Fleet Forces Re-Designation to Atlantic Fleet On Hold, CNO Says

Chief of Naval Operations Adm. Mike Gilday, right, during a February visit to San Diego. Gilday says the plan to bring back the name U.S. Atlantic Fleet is on hold pending the ongoing Global Force Posture Review. U.S. NAVY / Theresa McKenrick

ARLINGTON, Va. — The Navy’s plan to bring back the name “U.S. Atlantic Fleet” is on hold, the Navy’s top officer said.  

“Right now, implementation is on hold, based on the findings of the ongoing Global [Force] Posture Review,” said Chief of Naval Operations (CNO) Adm. Michael Gilday, speaking April 5 to the Defense Writer’s Group, answering a question about the planned re-designation of U.S. Fleet Forces Command to U.S. Atlantic Fleet.  
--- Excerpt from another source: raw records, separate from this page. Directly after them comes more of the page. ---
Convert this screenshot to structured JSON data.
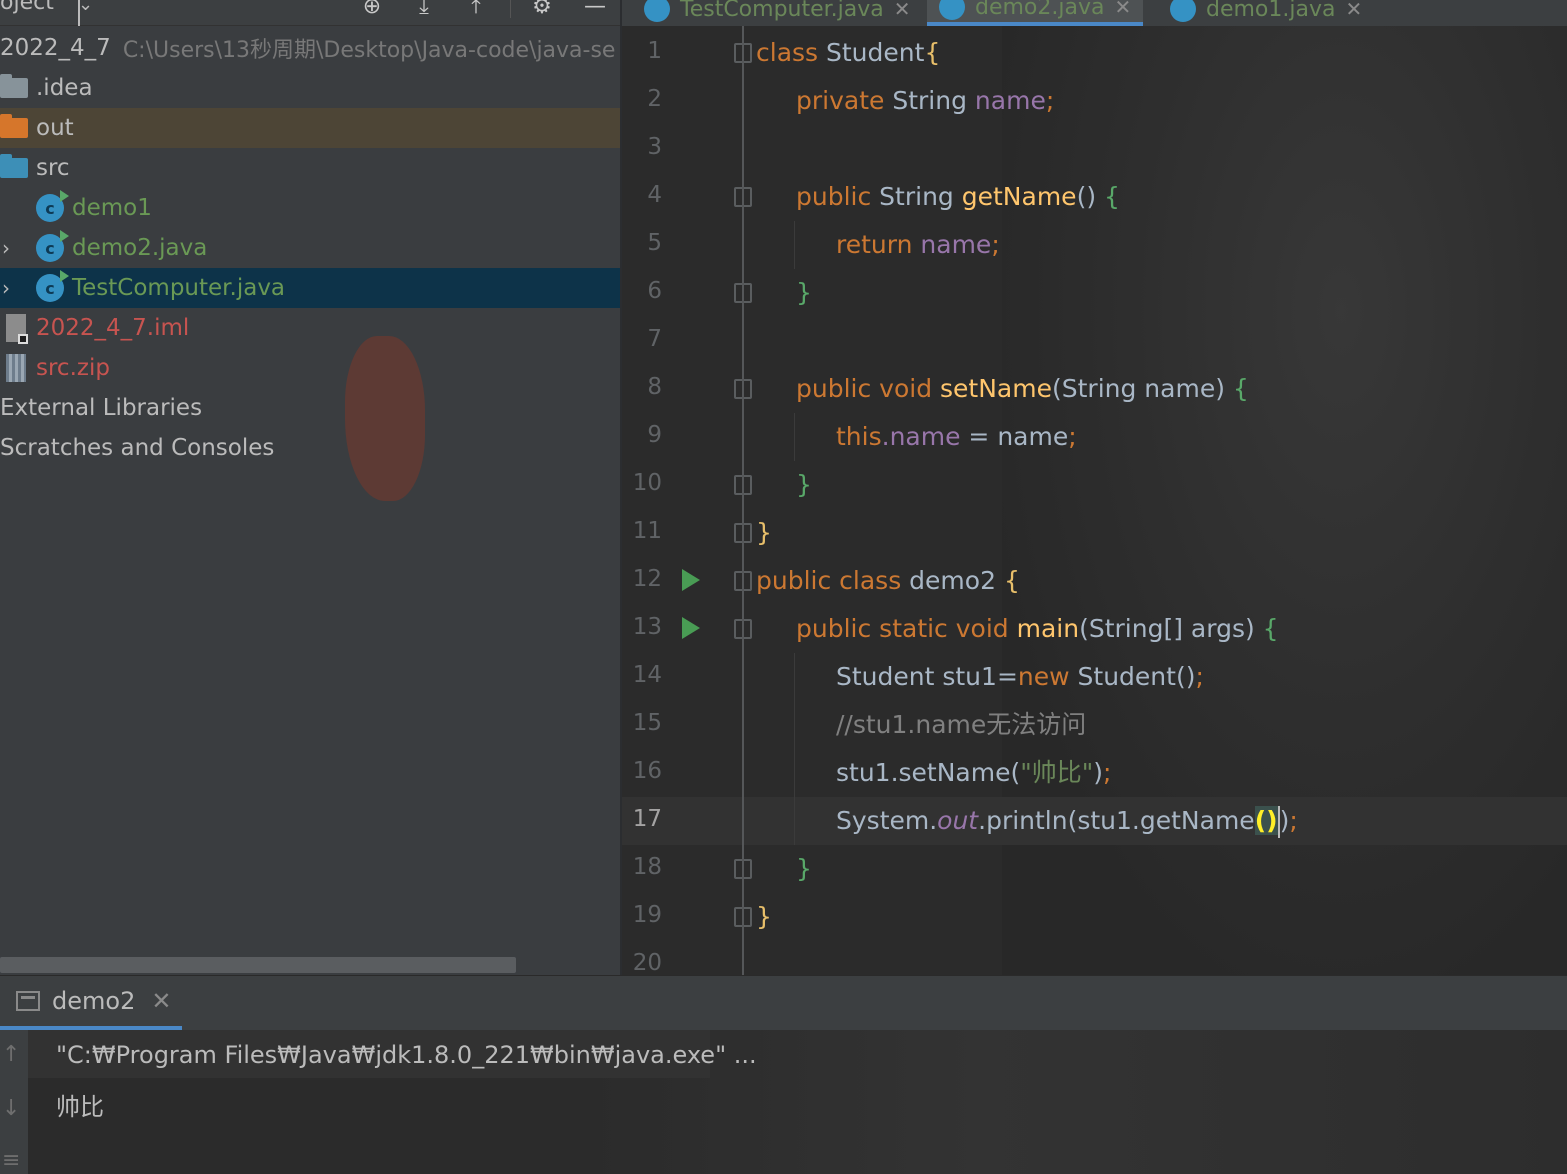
{
  "project": {
    "title_partial": "oject",
    "root_name": "2022_4_7",
    "root_path": "C:\\Users\\13秒周期\\Desktop\\Java-code\\java-se",
    "tree": [
      {
        "label": ".idea",
        "kind": "folder",
        "color": "#87939a"
      },
      {
        "label": "out",
        "kind": "folder",
        "color": "#d6762b"
      },
      {
        "label": "src",
        "kind": "folder",
        "color": "#3d8fb7"
      },
      {
        "label": "demo1",
        "kind": "class"
      },
      {
        "label": "demo2.java",
        "kind": "class"
      },
      {
        "label": "TestComputer.java",
        "kind": "class"
      },
      {
        "label": "2022_4_7.iml",
        "kind": "file"
      },
      {
        "label": "src.zip",
        "kind": "zip"
      },
      {
        "label": "External Libraries",
        "kind": "text"
      },
      {
        "label": "Scratches and Consoles",
        "kind": "text"
      }
    ]
  },
  "tabs": [
    {
      "label": "TestComputer.java"
    },
    {
      "label": "demo2.java"
    },
    {
      "label": "demo1.java"
    }
  ],
  "editor": {
    "line_numbers": [
      "1",
      "2",
      "3",
      "4",
      "5",
      "6",
      "7",
      "8",
      "9",
      "10",
      "11",
      "12",
      "13",
      "14",
      "15",
      "16",
      "17",
      "18",
      "19",
      "20"
    ],
    "current_line": "17"
  },
  "code": {
    "l1": {
      "kw": "class",
      "name": " Student",
      "brace": "{"
    },
    "l2": {
      "kw": "private",
      "type": " String ",
      "field": "name",
      "semi": ";"
    },
    "l4": {
      "kw": "public",
      "type": " String ",
      "fn": "getName",
      "rest": "() ",
      "brace": "{"
    },
    "l5": {
      "kw": "return",
      "field": " name",
      "semi": ";"
    },
    "l6": {
      "brace": "}"
    },
    "l8": {
      "kw": "public void",
      "fn": " setName",
      "rest": "(String name) ",
      "brace": "{"
    },
    "l9": {
      "kw": "this",
      "field": ".name",
      "rest": " = name",
      "semi": ";"
    },
    "l10": {
      "brace": "}"
    },
    "l11": {
      "brace": "}"
    },
    "l12": {
      "kw": "public class",
      "name": " demo2 ",
      "brace": "{"
    },
    "l13": {
      "kw": "public static void",
      "fn": " main",
      "rest": "(String[] args) ",
      "brace": "{"
    },
    "l14": {
      "a": "Student stu1=",
      "kw": "new",
      "b": " Student()",
      "semi": ";"
    },
    "l15": {
      "comment": "//stu1.name无法访问"
    },
    "l16": {
      "a": "stu1.setName(",
      "str": "\"帅比\"",
      "b": ")",
      "semi": ";"
    },
    "l17": {
      "a": "System.",
      "sfield": "out",
      "b": ".println(stu1.getName",
      "paren1": "(",
      "paren2": ")",
      "c": ")",
      "semi": ";"
    },
    "l18": {
      "brace": "}"
    },
    "l19": {
      "brace": "}"
    }
  },
  "run": {
    "tab_label": "demo2",
    "command": "\"C:₩Program Files₩Java₩jdk1.8.0_221₩bin₩java.exe\" ...",
    "output": "帅比"
  },
  "colors": {
    "keyword": "#cc7832",
    "function": "#ffc66d",
    "field": "#9876aa",
    "string": "#6a8759",
    "comment": "#808080",
    "selection": "#0d3349",
    "accent": "#4a88c7"
  }
}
The Global Force Posture Review was announced by Feb. 4 by Defense Secretary Lloyd Austin. 

“At the direction of the president, the [Defense] Department will therefore conduct a global force posture review of U.S. military footprint, resources, strategy and missions,” Austin said. “It will inform my advice to the commander-in-chief about how we best allocate military forces in pursuit of national interests. The review will be led by the acting under secretary of defense for policy, in close consultation with the chairman of the Joint Chiefs of Staff.” 

Gilday said on Jan. 11 in a webinar of the Surface Navy Association convention that then-President Donald Trump signed off on the proposal of then-Navy Secretary Kenneth Braithwaite to re-designate U.S. Fleet Forces Command as the U.S. Atlantic Fleet. No timetable for the change was announced, but Fleet Forces Commander Adm. Chris Grady then was engaged in the planning for the CNO’s review.  

The move to the return of the Atlantic Fleet moniker was deliberate. Braithwaite announced the re-designation plan Dec. 2 during testimony before the Senate Armed Services Committee’s Readiness and Management Support sub-committee, noting the changing world requires the Navy to evolve to meet the threat. 

“Our existing structure operates on the premise that we still live in a post-9/11 state, where NATO’s flanks are secure, the Russian fleet is tied to the pier and terrorism is our biggest problem,” Braithwaite said. “That is not the world of today. As the world changes, we must be bold, evolved and change with it. Instead of perpetuating a structure designed to support Joint Forces Command, we are aligning to today’s threat. 

“To meet the maritime challenges of the Atlantic theater, we will rename Fleet Forces Command as the U.S. Atlantic Fleet and will refocus our naval forces in this important region on their original mission, to controlling the maritime approaches to the United States and those of our allies. The Atlantic Fleet will confront the re-assertive Russian navy, which has been deploying closer and closer to our East Coast with a tailored maritime presence, capability and lethality,” Braithwaite said.